By CHUCK GREEN Builders in the United States are feeling the effects of Russia’s invasion of Ukraine, leading some experts to say there will be ramifications in the home and commercial markets. “Already, retail gasoline and diesel prices have jumped by record amounts and reached record levels. Construction firms use large amounts of fuel for their own trucks and offroad equipment,” said Ken Simonson, Chief Economist of The Associated General Contractors of America. Doubling down on the notion that the conflict is putting builders in a sticky situation, Simonson said they pay directly through fuel surcharges. Costs are embedded in the thousands of deliveries of equipment and materials to job sites as well as the hauling away of dirt, debris,…

Invasion Of Ukraine, Inflation To Take Toll On U.S. Housing Sector

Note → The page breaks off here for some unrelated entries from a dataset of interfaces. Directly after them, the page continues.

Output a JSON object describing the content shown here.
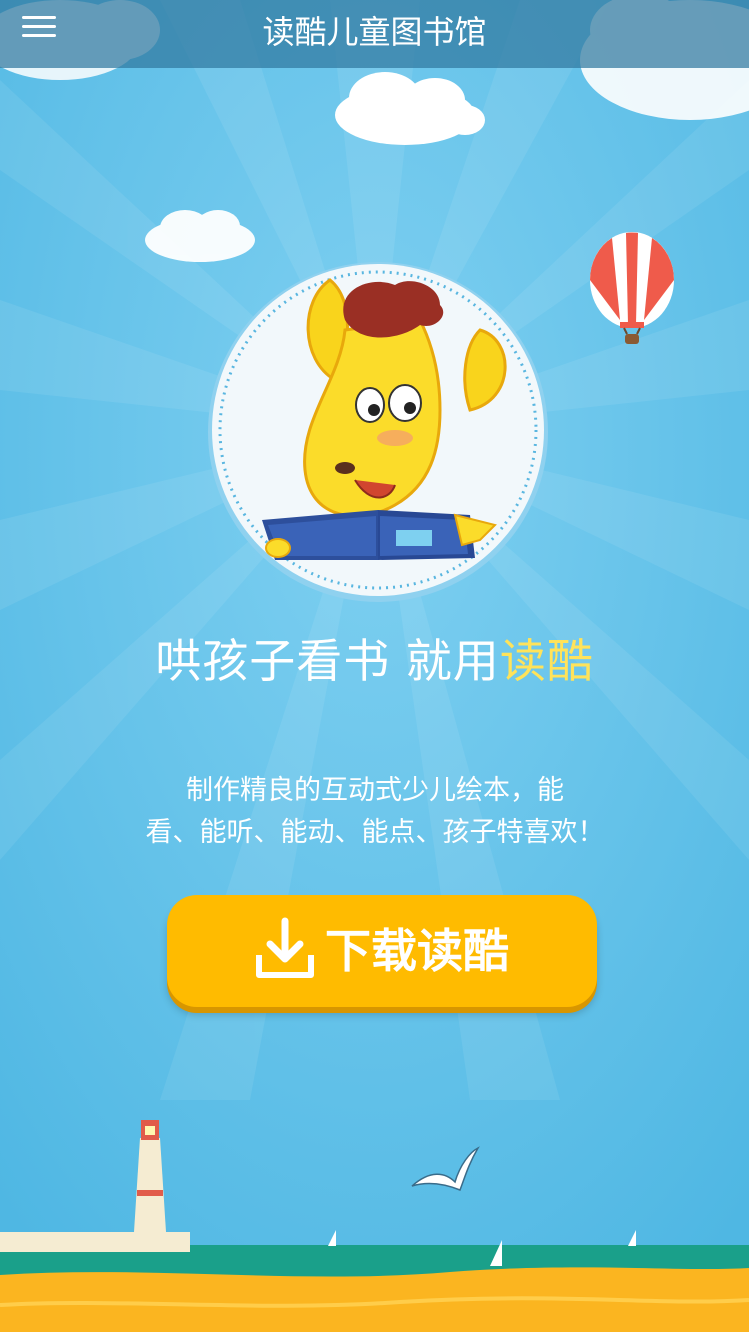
{
  "header": {
    "menu_icon": "hamburger-menu-icon",
    "title": "读酷儿童图书馆"
  },
  "hero": {
    "mascot": "yellow-dog-reading-book-illustration",
    "slogan_prefix": "哄孩子看书 就用",
    "slogan_brand": "读酷",
    "brand_color": "#ffe35a"
  },
  "description": {
    "line1": "制作精良的互动式少儿绘本，能",
    "line2": "看、能听、能动、能点、孩子特喜欢！"
  },
  "download_button": {
    "icon": "download-icon",
    "label": "下载读酷",
    "color": "#ffbb00"
  },
  "colors": {
    "sky": "#57bce6",
    "sea": "#1aa08a",
    "sand": "#fbb520",
    "header": "#3a84aa"
  }
}
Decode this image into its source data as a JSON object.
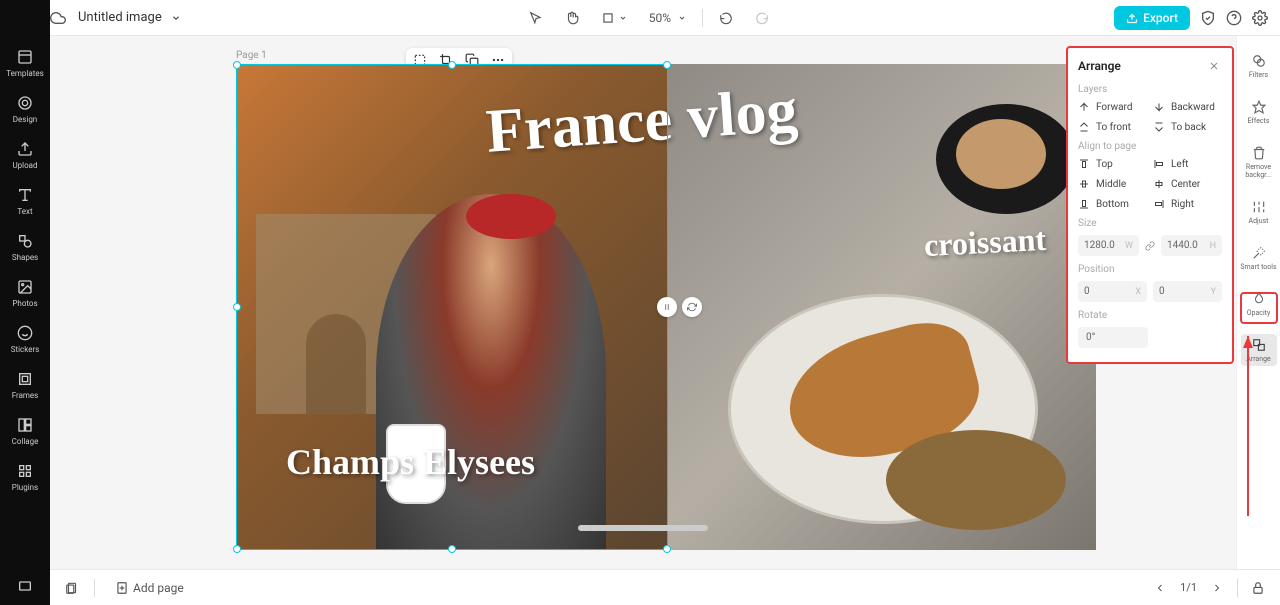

By KIMBERLEY HAAS Russia’s invasion of Ukraine and its implications for the global economy have some experts saying the housing market in the United States will be impacted because of growing inflation pressures and supply chain difficulties. The Fannie Mae Economic and Strategic Research Group now projects full-year 2022 real gross domestic product growth of 2.3%, down from last month’s projection of 2.8%. They have also increased their 30-year fixed mortgage rate forecast to 3.8% in 2022 and 3.9% in 2023. Russia invaded Ukraine on February 24. Just before the war began, inflation hit a 40-year high and the Federal Reserve was poised to begin a course of significant money tightening. According to the ESR Group, the task of enacting…

Second Home Demand Cools After Explosive January

Demand for vacation homes has cooled down after skyrocketing to near-record levels in January, Redfin reported. February saw second home demand reach its lowest level since May 2020 as mortgage rates continued climbing, only 35% above pre-pandemic levels. Rates declined for a few weeks due to uncertainty surrounding Russia’s invasion of Ukraine, but started inching up again last week, reaching 3.85%. While demand is still significantly elevated from two years ago, it’s nothing compared to January’s 87% increase. February was also the first month where primary residence demand beat out vacation home demand since the pandemic began, though only by 1%. “Rising mortgage rates, combined with rising home prices, are hitting the second-home market much harder than the primary-home market,”…